- **ASSIGNED TASK**
Lines holding the word "week" are the ones to copy from the data below.

- **SOURCE MATERIAL**
※

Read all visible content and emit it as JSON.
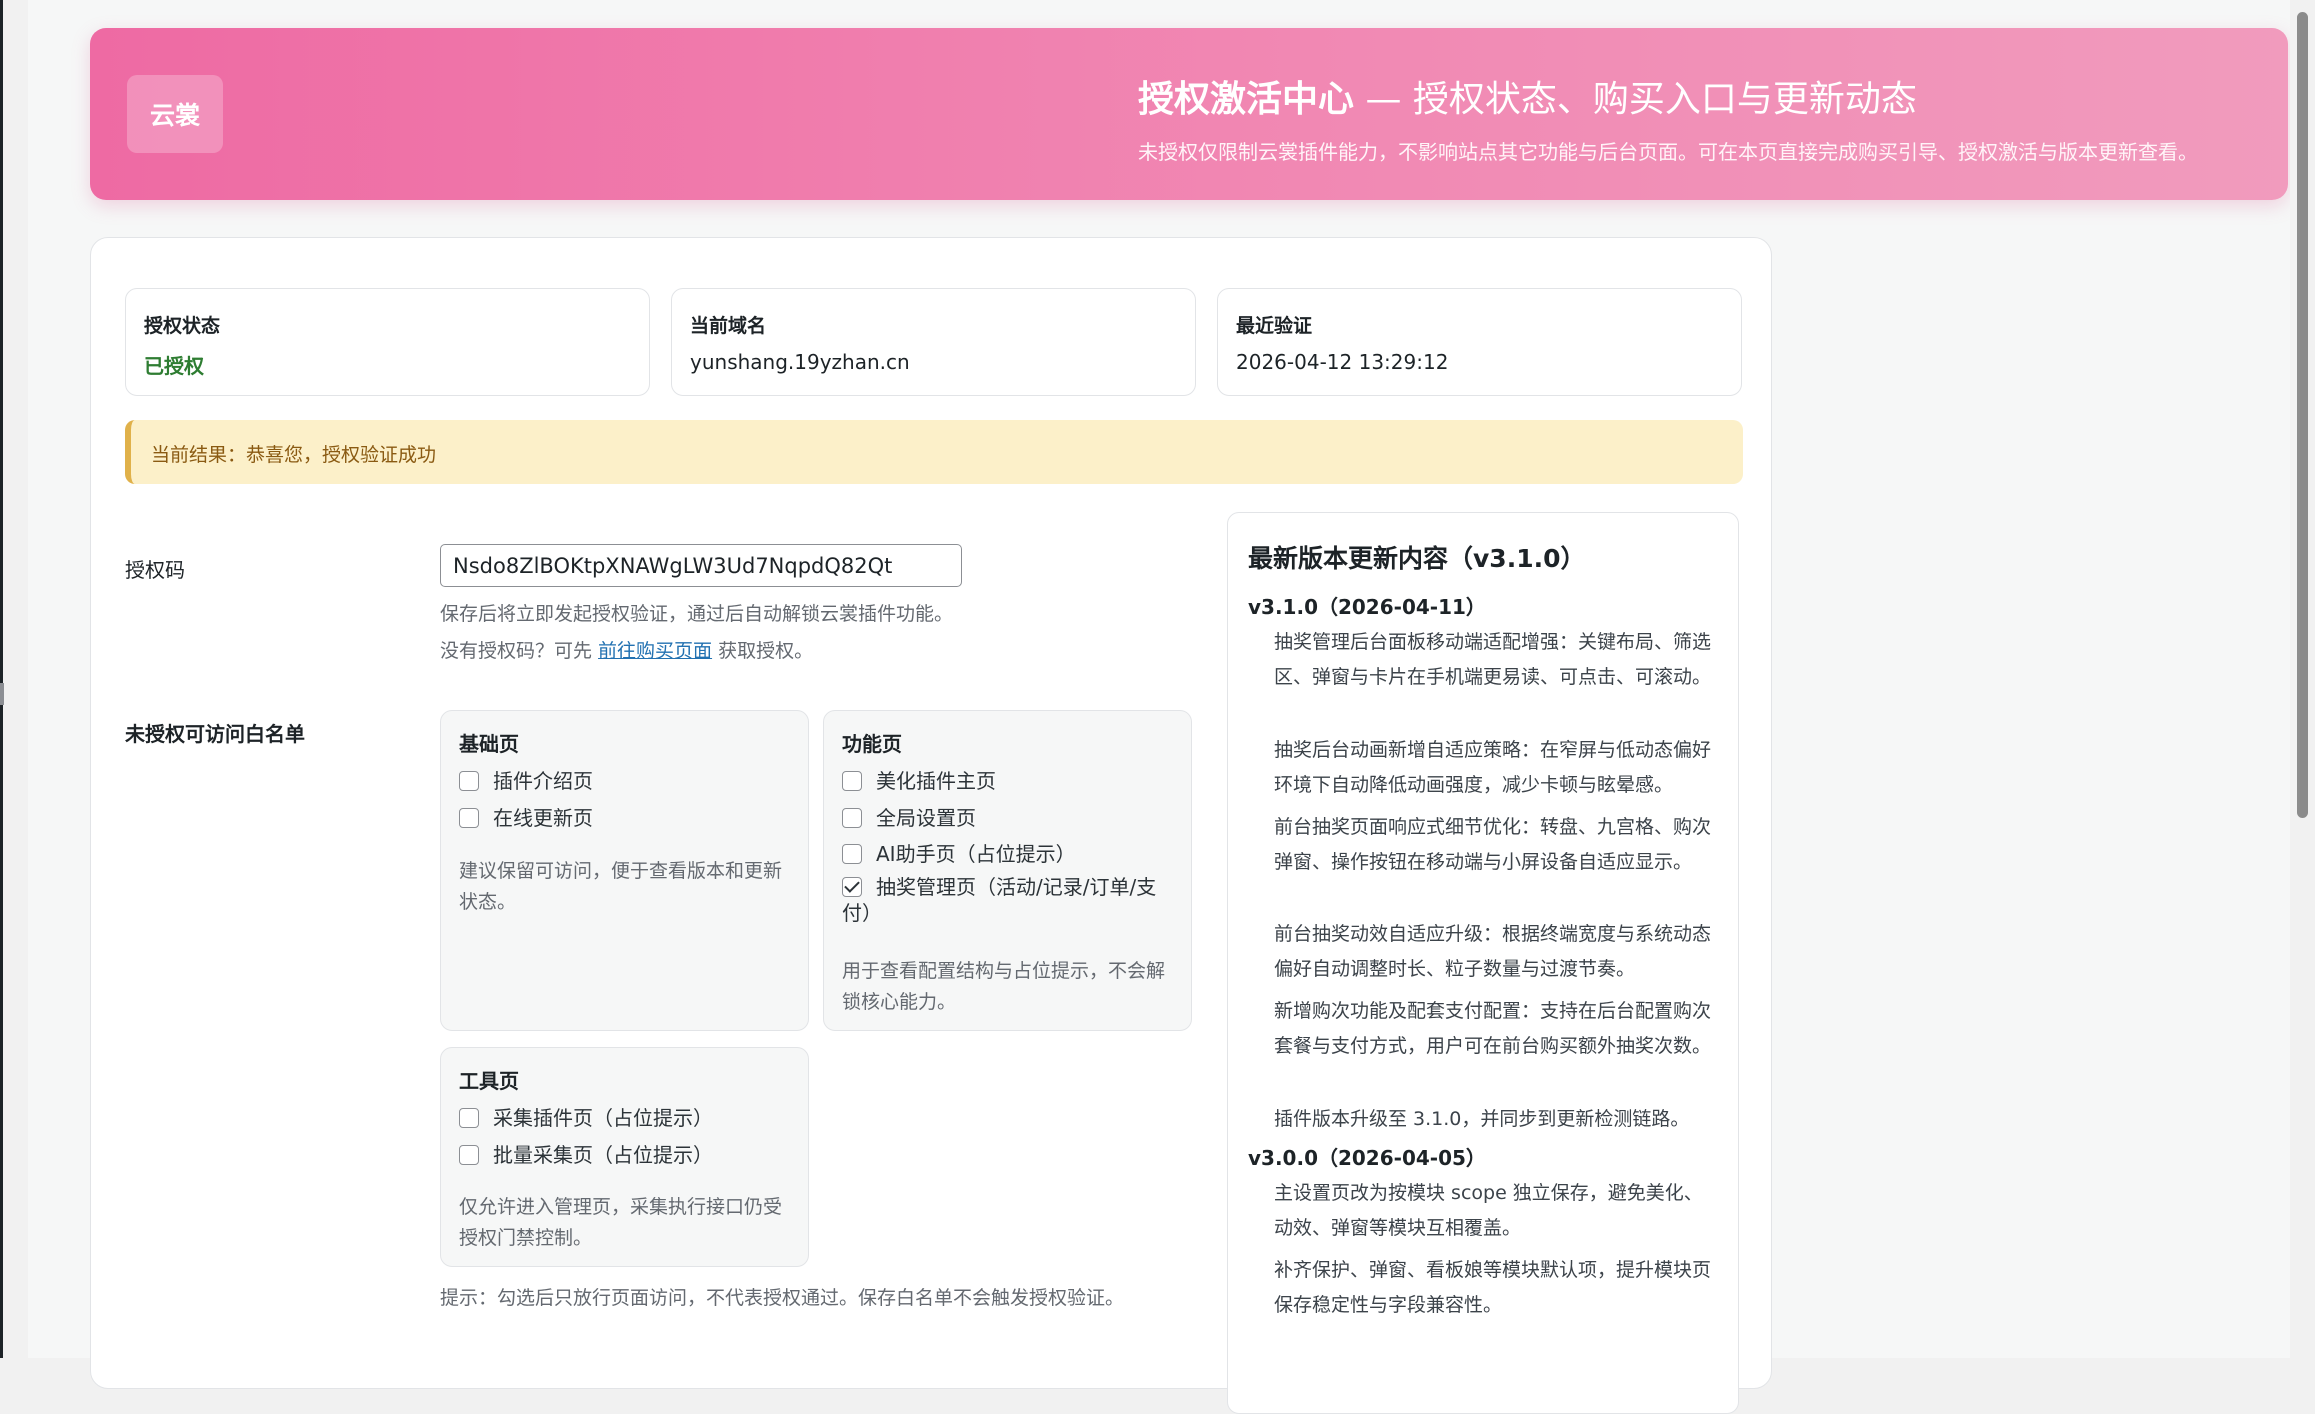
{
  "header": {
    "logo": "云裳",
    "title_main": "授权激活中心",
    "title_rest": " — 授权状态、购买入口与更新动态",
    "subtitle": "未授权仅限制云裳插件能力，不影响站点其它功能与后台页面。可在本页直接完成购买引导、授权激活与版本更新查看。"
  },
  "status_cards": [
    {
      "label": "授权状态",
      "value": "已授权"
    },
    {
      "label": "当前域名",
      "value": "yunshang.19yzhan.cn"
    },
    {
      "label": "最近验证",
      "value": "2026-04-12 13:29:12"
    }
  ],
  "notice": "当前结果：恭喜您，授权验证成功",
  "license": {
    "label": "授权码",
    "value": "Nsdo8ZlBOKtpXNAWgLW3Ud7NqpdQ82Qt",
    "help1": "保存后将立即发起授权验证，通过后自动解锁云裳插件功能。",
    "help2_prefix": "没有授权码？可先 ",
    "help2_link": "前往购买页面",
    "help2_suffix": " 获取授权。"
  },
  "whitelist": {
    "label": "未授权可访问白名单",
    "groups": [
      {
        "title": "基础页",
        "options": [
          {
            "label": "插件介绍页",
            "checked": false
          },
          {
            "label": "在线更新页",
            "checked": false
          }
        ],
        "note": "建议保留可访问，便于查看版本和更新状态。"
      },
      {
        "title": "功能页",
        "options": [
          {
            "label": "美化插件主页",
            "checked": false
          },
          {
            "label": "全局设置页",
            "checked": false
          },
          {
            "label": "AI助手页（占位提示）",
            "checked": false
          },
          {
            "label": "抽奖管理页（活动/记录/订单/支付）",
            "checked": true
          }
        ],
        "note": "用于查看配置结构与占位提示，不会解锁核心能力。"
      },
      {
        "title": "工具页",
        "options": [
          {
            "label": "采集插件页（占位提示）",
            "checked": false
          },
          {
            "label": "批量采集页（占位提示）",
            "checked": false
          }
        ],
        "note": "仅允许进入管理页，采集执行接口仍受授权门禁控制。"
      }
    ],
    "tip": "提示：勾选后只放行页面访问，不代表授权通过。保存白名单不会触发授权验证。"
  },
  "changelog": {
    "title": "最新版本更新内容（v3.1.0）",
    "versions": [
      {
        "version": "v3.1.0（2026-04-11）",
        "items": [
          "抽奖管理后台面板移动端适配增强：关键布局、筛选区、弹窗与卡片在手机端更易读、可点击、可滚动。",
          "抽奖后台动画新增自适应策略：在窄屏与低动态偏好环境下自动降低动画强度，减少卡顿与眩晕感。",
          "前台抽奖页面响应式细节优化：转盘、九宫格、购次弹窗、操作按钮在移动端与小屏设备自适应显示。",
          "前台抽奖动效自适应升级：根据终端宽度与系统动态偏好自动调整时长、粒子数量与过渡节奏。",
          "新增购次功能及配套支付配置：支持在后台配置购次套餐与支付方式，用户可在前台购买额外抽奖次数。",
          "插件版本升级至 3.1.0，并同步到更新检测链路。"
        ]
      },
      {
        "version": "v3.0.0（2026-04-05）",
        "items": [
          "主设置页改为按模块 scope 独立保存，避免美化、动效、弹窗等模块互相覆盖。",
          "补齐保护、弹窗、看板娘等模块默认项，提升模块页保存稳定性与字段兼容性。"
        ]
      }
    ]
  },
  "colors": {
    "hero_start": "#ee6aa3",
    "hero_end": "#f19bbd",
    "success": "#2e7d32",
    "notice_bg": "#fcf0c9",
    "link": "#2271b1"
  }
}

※

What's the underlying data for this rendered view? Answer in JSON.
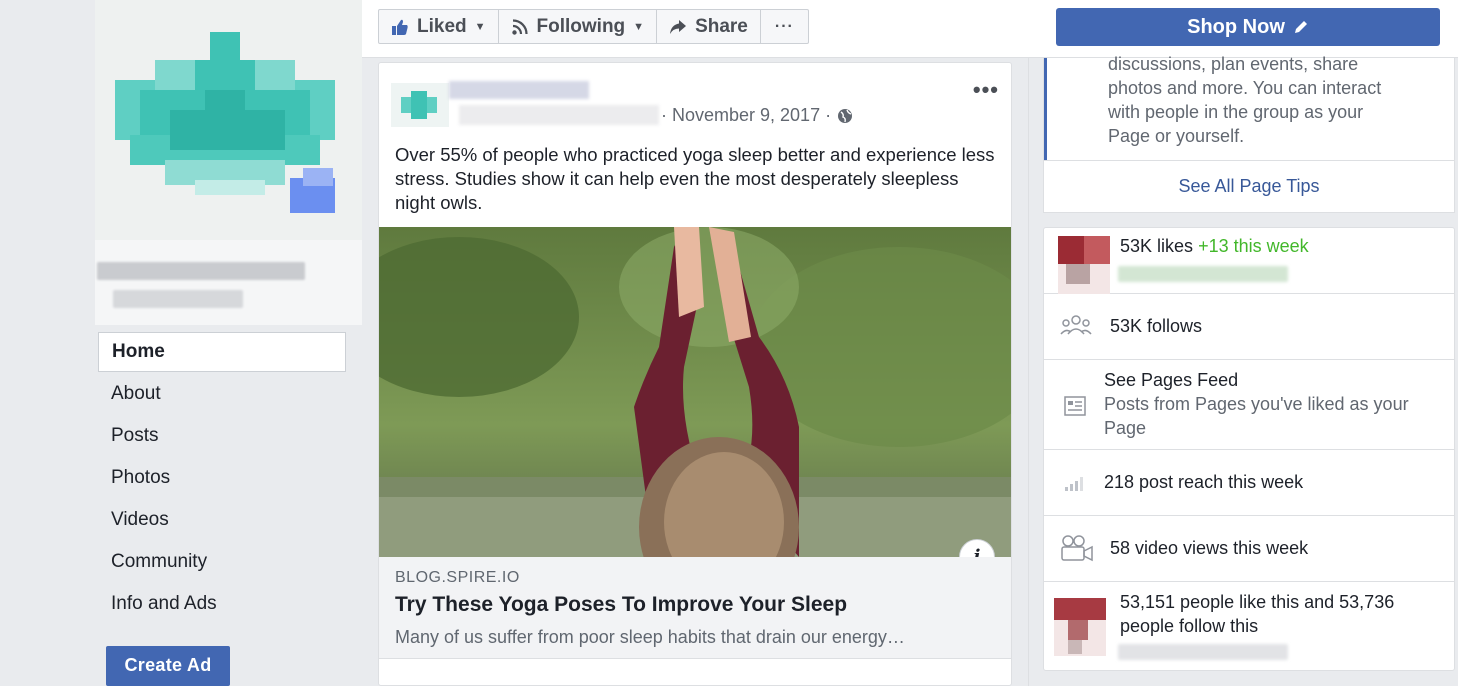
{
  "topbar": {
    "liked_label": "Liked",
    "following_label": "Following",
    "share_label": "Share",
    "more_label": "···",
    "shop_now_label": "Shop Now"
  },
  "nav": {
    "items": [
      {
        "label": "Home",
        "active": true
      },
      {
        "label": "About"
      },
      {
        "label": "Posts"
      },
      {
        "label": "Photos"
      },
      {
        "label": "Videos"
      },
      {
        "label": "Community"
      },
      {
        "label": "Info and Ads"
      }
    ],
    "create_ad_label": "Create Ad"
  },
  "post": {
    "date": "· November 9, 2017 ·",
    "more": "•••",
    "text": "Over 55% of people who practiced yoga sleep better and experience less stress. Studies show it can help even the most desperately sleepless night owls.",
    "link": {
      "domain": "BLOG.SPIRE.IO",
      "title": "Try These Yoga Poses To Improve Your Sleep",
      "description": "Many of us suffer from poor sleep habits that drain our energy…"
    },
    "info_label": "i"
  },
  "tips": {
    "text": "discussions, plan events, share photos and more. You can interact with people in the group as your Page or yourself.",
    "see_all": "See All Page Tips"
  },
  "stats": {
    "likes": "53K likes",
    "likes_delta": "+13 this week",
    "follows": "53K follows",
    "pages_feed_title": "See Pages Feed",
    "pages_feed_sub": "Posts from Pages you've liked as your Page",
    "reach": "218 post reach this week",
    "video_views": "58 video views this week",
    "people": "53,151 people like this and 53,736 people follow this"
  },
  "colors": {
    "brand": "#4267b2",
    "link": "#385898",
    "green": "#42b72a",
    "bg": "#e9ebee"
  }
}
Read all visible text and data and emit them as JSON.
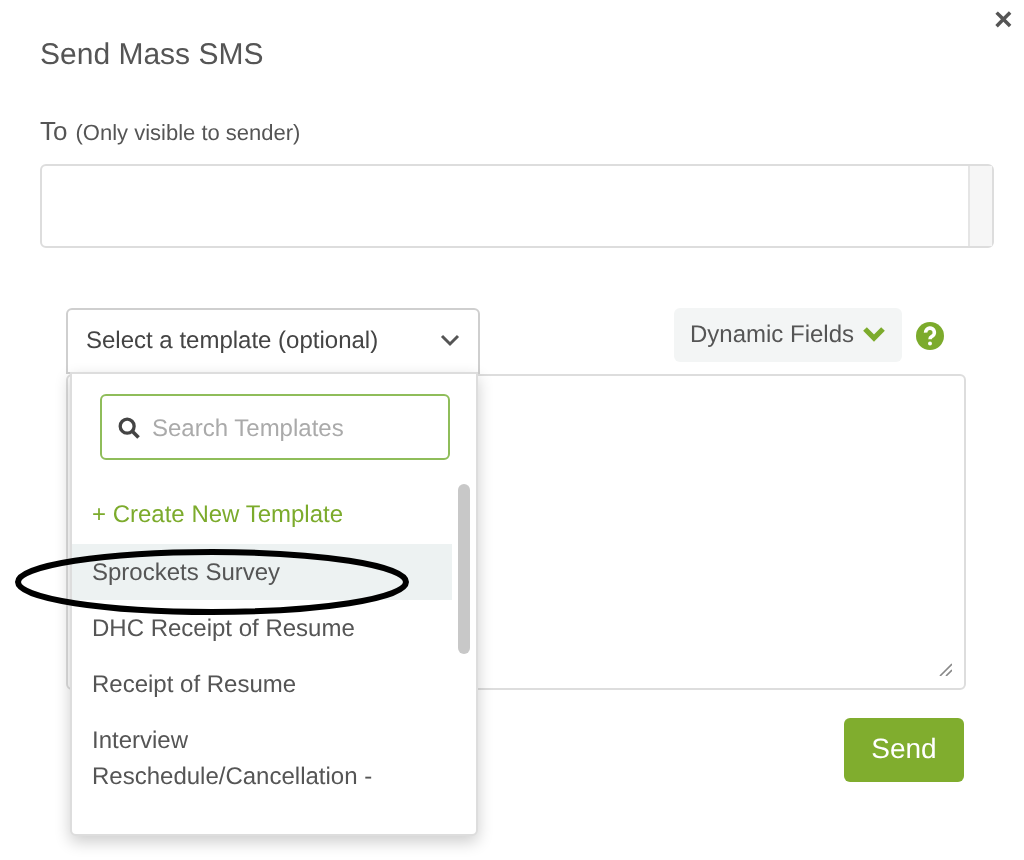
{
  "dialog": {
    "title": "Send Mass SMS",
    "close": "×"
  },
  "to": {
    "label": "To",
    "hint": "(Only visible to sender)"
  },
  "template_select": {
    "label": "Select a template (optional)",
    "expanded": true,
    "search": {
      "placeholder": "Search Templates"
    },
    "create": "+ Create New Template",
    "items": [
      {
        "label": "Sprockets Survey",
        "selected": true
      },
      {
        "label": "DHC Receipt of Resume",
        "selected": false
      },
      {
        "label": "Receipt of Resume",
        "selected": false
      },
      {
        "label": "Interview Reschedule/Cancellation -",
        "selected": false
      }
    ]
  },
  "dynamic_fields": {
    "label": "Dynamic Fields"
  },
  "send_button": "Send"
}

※

- **TASK SOLUTION**
    "likes_delta": "+13 this week",
    "reach": "218 post reach this week",
    "video_views": "58 video views this week",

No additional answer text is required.